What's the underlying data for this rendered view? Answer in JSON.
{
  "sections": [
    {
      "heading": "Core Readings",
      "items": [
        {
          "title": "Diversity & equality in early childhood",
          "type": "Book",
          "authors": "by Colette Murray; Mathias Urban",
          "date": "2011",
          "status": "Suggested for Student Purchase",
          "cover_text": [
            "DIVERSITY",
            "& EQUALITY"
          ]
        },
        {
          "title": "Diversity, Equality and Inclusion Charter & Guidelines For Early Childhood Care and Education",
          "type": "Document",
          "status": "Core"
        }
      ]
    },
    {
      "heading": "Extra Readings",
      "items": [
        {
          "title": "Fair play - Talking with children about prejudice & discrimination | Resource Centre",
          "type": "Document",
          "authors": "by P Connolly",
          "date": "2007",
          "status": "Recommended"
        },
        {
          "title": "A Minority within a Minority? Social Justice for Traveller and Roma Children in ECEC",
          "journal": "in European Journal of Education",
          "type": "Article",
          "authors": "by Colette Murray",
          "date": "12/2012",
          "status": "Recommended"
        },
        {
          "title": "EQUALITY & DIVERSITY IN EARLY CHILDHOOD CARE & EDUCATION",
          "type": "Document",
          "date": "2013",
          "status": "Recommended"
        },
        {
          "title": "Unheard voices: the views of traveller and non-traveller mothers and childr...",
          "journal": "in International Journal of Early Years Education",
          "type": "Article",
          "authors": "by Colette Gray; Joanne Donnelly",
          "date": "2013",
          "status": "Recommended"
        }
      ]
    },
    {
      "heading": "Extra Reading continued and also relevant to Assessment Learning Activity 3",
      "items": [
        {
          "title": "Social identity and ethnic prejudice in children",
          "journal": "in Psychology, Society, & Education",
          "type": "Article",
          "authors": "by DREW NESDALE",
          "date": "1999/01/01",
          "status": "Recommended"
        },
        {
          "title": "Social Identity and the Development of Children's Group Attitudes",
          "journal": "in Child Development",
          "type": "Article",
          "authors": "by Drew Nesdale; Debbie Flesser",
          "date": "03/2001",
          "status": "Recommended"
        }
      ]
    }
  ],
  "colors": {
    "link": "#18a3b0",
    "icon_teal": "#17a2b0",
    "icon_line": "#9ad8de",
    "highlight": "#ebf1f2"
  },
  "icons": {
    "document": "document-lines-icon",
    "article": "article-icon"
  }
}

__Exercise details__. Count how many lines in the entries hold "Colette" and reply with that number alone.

__Task response__. 3